Recently, I came across three small beetles on a blade of grass near the Jette Trail. As often happens, I took lots of pictures, but when I got home and had a chance to really look at them, I wished I’d taken more. It turns out this little blue beetle is a rarity.
Zooming in on them at home, I could see the pock-marked, ridged outer wings and the non-standard antennae, which are flattened and enlarged toward the ends, and positioned in front of the head.
Until I submitted this image, Anisostena californica hadn’t been recorded in Oregon on BugGuide.net. Scientifically, they’re in the Leaf Beetle family and the Hispine beetle sub-family. Hispines like this one are leaf miners, which means the larvae tunnel inside leaves. Yes, it’s a whole new world at the macro scale.
There’s scant information about these beetles online. One 1982 research paper on a different, eastern U.S. species found adults on something called “panic” grass (genus Panicum). Later, they found larvae and pupae living comfortably in tunnels inside the same grass. It’s mind boggling to think an animal species can spend its entire existence in an area the size of a clump of grass. It reminds me of the Dr. Seuss story Horton Hears a Who.
The authors note that the beetles are scarce in their known distribution areas. That, and the fact they are so small and could be mistaken for any number of other tiny dark insects … make it easy to see why they play a good game of hide and seek.
Two of the beetles I saw were mating, and the third was hanging around nearby. I’d guess it was another male, hoping to appeal to the female in case it didn’t work out with beetle #1. In any case, they were increasing the likelihood there will be more Anisostena at Mount Pisgah in the future.
A second research article I came across (see below) revises the descriptions of the genus. It lists Oregon as a location where Anisostena californica was found, and says the host plant is “unknown.” I doubt I can find them again, but if someone found their larvae living in the grasses, we could add something to the scientific record.
See more of Karen’s work here.

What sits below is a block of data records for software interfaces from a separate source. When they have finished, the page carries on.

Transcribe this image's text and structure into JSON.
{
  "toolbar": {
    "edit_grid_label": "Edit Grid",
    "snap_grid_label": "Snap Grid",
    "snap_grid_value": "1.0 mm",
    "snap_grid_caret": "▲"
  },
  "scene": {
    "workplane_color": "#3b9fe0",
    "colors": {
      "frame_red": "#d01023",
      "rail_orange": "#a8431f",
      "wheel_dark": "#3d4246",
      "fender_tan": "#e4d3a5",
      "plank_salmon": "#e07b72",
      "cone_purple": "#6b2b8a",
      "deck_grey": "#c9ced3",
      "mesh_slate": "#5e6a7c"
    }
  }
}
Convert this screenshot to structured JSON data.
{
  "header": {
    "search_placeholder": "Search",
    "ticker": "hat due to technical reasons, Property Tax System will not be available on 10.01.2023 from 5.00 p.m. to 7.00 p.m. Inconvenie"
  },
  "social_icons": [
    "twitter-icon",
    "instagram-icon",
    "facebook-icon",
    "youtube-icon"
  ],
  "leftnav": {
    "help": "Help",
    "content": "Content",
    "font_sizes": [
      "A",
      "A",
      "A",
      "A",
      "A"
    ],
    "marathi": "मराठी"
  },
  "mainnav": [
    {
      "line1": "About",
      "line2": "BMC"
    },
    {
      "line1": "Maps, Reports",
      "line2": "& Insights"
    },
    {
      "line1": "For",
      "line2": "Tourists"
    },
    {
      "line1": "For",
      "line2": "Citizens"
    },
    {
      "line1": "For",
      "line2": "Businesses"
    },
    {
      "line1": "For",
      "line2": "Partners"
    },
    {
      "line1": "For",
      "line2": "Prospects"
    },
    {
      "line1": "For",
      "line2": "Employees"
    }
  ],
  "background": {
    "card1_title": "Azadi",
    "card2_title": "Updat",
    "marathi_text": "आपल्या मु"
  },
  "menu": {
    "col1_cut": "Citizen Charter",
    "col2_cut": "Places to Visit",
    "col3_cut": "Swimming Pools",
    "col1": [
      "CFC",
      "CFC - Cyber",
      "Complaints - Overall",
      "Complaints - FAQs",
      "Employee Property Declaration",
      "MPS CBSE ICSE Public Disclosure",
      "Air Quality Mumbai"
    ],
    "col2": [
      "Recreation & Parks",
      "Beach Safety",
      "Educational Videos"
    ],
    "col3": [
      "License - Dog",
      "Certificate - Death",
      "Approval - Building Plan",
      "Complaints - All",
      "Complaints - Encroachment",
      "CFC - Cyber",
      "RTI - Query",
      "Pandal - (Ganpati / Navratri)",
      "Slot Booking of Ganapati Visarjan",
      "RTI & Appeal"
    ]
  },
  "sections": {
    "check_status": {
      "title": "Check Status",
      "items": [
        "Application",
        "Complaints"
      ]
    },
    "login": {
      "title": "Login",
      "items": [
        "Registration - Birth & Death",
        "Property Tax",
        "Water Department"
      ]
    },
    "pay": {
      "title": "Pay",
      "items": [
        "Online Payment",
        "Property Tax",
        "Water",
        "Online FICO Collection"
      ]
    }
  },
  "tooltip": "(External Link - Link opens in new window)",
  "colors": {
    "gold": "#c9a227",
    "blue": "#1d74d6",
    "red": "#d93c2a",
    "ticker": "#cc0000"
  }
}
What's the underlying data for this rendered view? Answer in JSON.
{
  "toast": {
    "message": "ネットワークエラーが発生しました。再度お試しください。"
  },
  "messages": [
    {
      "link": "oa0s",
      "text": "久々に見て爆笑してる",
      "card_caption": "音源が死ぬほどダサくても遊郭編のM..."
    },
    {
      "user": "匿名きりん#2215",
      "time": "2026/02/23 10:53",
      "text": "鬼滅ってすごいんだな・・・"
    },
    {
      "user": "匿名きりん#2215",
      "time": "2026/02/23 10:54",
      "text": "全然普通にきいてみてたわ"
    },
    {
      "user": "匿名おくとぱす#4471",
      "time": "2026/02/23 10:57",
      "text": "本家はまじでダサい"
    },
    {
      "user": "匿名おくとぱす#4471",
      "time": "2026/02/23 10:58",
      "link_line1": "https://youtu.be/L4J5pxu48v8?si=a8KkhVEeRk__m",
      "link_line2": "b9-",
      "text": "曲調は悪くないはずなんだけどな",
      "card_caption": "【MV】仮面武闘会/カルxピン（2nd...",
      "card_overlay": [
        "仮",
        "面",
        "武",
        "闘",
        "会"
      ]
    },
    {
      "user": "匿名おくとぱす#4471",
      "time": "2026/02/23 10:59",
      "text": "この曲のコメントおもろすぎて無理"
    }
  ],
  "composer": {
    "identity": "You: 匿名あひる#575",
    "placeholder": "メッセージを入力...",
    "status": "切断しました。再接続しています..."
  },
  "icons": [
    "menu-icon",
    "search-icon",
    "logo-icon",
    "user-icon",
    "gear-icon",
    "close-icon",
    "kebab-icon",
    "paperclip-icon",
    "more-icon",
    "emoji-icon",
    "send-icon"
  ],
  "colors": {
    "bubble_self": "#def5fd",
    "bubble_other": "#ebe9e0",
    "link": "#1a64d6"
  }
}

1982 research paper from the Coleopterists Bulletin: https://www.jstor.org/stable/4008050. Accessed 5/24/23.
1994 paper on the re-categorization of the Anisostena genus: https://core.ac.uk/download/pdf/14514962.pdf. Accessed 5/24/23.